SUPPLIED RECORDS:
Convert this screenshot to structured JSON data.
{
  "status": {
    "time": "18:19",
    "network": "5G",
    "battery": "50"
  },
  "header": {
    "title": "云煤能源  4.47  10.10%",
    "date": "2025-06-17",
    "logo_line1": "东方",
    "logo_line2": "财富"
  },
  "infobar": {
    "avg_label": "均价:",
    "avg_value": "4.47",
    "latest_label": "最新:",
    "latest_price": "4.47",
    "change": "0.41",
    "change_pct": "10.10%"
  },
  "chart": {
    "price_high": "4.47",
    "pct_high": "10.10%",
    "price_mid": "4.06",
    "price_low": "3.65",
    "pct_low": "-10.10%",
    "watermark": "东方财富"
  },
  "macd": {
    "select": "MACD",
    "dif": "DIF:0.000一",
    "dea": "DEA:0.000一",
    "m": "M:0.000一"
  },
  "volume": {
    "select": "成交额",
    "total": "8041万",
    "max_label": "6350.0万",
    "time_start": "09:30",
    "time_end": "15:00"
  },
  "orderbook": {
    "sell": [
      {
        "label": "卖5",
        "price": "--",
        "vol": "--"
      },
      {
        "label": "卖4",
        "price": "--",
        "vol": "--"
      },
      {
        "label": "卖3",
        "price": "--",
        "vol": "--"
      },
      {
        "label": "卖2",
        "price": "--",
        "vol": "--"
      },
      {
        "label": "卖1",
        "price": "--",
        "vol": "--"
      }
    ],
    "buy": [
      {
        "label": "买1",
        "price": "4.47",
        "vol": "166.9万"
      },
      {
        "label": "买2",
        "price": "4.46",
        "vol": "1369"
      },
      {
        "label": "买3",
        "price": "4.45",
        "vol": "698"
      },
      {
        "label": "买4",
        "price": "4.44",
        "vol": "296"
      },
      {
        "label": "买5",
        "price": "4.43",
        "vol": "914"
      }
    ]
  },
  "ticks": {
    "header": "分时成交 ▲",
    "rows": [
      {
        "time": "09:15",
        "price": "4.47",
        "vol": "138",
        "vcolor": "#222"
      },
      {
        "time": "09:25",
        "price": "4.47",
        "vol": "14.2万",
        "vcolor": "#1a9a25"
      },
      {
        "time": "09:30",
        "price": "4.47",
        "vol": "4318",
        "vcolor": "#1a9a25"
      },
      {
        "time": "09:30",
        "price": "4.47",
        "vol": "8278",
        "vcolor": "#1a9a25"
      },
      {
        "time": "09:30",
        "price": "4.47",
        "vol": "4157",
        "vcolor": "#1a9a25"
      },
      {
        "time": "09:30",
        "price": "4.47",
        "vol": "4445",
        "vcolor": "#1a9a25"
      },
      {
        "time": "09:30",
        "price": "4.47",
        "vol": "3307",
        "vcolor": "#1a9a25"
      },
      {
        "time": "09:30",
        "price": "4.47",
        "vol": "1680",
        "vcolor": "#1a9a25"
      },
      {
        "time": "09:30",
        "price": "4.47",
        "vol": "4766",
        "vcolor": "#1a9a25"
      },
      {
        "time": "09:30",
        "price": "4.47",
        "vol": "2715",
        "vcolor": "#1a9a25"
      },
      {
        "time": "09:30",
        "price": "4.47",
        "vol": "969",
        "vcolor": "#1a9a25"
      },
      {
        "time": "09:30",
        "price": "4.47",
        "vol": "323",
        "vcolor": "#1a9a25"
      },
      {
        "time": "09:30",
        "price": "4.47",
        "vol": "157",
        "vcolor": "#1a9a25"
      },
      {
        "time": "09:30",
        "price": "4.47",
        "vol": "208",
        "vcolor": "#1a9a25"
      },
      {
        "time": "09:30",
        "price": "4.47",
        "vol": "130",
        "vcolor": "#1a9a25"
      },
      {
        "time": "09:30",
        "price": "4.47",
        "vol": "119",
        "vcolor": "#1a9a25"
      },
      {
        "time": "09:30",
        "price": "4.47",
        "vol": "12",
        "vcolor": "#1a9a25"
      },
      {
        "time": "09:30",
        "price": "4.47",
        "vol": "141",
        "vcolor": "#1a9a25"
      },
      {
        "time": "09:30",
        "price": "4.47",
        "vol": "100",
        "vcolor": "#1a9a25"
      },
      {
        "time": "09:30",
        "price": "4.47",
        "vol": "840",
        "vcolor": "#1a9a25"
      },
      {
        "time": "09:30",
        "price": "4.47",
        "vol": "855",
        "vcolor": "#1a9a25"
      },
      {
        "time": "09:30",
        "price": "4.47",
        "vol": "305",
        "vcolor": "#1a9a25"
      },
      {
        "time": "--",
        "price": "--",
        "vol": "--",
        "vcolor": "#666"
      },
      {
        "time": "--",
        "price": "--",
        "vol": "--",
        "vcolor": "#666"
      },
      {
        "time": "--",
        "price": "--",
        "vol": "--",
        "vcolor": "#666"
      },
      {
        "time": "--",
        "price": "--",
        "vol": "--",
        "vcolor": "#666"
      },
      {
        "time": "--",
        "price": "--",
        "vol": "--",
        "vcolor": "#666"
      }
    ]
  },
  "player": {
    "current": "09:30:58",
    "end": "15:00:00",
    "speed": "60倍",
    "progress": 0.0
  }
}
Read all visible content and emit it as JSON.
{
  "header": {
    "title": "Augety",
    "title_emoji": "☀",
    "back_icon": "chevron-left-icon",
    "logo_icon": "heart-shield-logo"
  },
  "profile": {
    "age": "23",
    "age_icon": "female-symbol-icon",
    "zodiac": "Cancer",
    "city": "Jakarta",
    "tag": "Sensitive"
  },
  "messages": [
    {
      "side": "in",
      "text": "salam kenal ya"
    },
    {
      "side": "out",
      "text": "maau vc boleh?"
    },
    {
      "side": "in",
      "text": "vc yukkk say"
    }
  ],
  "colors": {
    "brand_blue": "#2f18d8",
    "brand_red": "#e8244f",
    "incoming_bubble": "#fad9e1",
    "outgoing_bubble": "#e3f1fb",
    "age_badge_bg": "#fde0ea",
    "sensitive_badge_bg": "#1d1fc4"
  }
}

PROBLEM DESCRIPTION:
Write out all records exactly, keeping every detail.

FINISHED TASK:
Convert this screenshot to structured JSON data.
{
  "status": {
    "time": "18:19",
    "network": "5G",
    "battery": "50"
  },
  "header": {
    "title": "云煤能源  4.47  10.10%",
    "date": "2025-06-17",
    "logo_line1": "东方",
    "logo_line2": "财富"
  },
  "infobar": {
    "avg_label": "均价:",
    "avg_value": "4.47",
    "latest_label": "最新:",
    "latest_price": "4.47",
    "change": "0.41",
    "change_pct": "10.10%"
  },
  "chart": {
    "price_high": "4.47",
    "pct_high": "10.10%",
    "price_mid": "4.06",
    "price_low": "3.65",
    "pct_low": "-10.10%",
    "watermark": "东方财富"
  },
  "macd": {
    "select": "MACD",
    "dif": "DIF:0.000一",
    "dea": "DEA:0.000一",
    "m": "M:0.000一"
  },
  "volume": {
    "select": "成交额",
    "total": "8041万",
    "max_label": "6350.0万",
    "time_start": "09:30",
    "time_end": "15:00"
  },
  "orderbook": {
    "sell": [
      {
        "label": "卖5",
        "price": "--",
        "vol": "--"
      },
      {
        "label": "卖4",
        "price": "--",
        "vol": "--"
      },
      {
        "label": "卖3",
        "price": "--",
        "vol": "--"
      },
      {
        "label": "卖2",
        "price": "--",
        "vol": "--"
      },
      {
        "label": "卖1",
        "price": "--",
        "vol": "--"
      }
    ],
    "buy": [
      {
        "label": "买1",
        "price": "4.47",
        "vol": "166.9万"
      },
      {
        "label": "买2",
        "price": "4.46",
        "vol": "1369"
      },
      {
        "label": "买3",
        "price": "4.45",
        "vol": "698"
      },
      {
        "label": "买4",
        "price": "4.44",
        "vol": "296"
      },
      {
        "label": "买5",
        "price": "4.43",
        "vol": "914"
      }
    ]
  },
  "ticks": {
    "header": "分时成交 ▲",
    "rows": [
      {
        "time": "09:15",
        "price": "4.47",
        "vol": "138",
        "vcolor": "#222"
      },
      {
        "time": "09:25",
        "price": "4.47",
        "vol": "14.2万",
        "vcolor": "#1a9a25"
      },
      {
        "time": "09:30",
        "price": "4.47",
        "vol": "4318",
        "vcolor": "#1a9a25"
      },
      {
        "time": "09:30",
        "price": "4.47",
        "vol": "8278",
        "vcolor": "#1a9a25"
      },
      {
        "time": "09:30",
        "price": "4.47",
        "vol": "4157",
        "vcolor": "#1a9a25"
      },
      {
        "time": "09:30",
        "price": "4.47",
        "vol": "4445",
        "vcolor": "#1a9a25"
      },
      {
        "time": "09:30",
        "price": "4.47",
        "vol": "3307",
        "vcolor": "#1a9a25"
      },
      {
        "time": "09:30",
        "price": "4.47",
        "vol": "1680",
        "vcolor": "#1a9a25"
      },
      {
        "time": "09:30",
        "price": "4.47",
        "vol": "4766",
        "vcolor": "#1a9a25"
      },
      {
        "time": "09:30",
        "price": "4.47",
        "vol": "2715",
        "vcolor": "#1a9a25"
      },
      {
        "time": "09:30",
        "price": "4.47",
        "vol": "969",
        "vcolor": "#1a9a25"
      },
      {
        "time": "09:30",
        "price": "4.47",
        "vol": "323",
        "vcolor": "#1a9a25"
      },
      {
        "time": "09:30",
        "price": "4.47",
        "vol": "157",
        "vcolor": "#1a9a25"
      },
      {
        "time": "09:30",
        "price": "4.47",
        "vol": "208",
        "vcolor": "#1a9a25"
      },
      {
        "time": "09:30",
        "price": "4.47",
        "vol": "130",
        "vcolor": "#1a9a25"
      },
      {
        "time": "09:30",
        "price": "4.47",
        "vol": "119",
        "vcolor": "#1a9a25"
      },
      {
        "time": "09:30",
        "price": "4.47",
        "vol": "12",
        "vcolor": "#1a9a25"
      },
      {
        "time": "09:30",
        "price": "4.47",
        "vol": "141",
        "vcolor": "#1a9a25"
      },
      {
        "time": "09:30",
        "price": "4.47",
        "vol": "100",
        "vcolor": "#1a9a25"
      },
      {
        "time": "09:30",
        "price": "4.47",
        "vol": "840",
        "vcolor": "#1a9a25"
      },
      {
        "time": "09:30",
        "price": "4.47",
        "vol": "855",
        "vcolor": "#1a9a25"
      },
      {
        "time": "09:30",
        "price": "4.47",
        "vol": "305",
        "vcolor": "#1a9a25"
      },
      {
        "time": "--",
        "price": "--",
        "vol": "--",
        "vcolor": "#666"
      },
      {
        "time": "--",
        "price": "--",
        "vol": "--",
        "vcolor": "#666"
      },
      {
        "time": "--",
        "price": "--",
        "vol": "--",
        "vcolor": "#666"
      },
      {
        "time": "--",
        "price": "--",
        "vol": "--",
        "vcolor": "#666"
      },
      {
        "time": "--",
        "price": "--",
        "vol": "--",
        "vcolor": "#666"
      }
    ]
  },
  "player": {
    "current": "09:30:58",
    "end": "15:00:00",
    "speed": "60倍",
    "progress": 0.0
  }
}
Read all visible content and emit it as JSON.
{
  "header": {
    "title": "Augety",
    "title_emoji": "☀",
    "back_icon": "chevron-left-icon",
    "logo_icon": "heart-shield-logo"
  },
  "profile": {
    "age": "23",
    "age_icon": "female-symbol-icon",
    "zodiac": "Cancer",
    "city": "Jakarta",
    "tag": "Sensitive"
  },
  "messages": [
    {
      "side": "in",
      "text": "salam kenal ya"
    },
    {
      "side": "out",
      "text": "maau vc boleh?"
    },
    {
      "side": "in",
      "text": "vc yukkk say"
    }
  ],
  "colors": {
    "brand_blue": "#2f18d8",
    "brand_red": "#e8244f",
    "incoming_bubble": "#fad9e1",
    "outgoing_bubble": "#e3f1fb",
    "age_badge_bg": "#fde0ea",
    "sensitive_badge_bg": "#1d1fc4"
  }
}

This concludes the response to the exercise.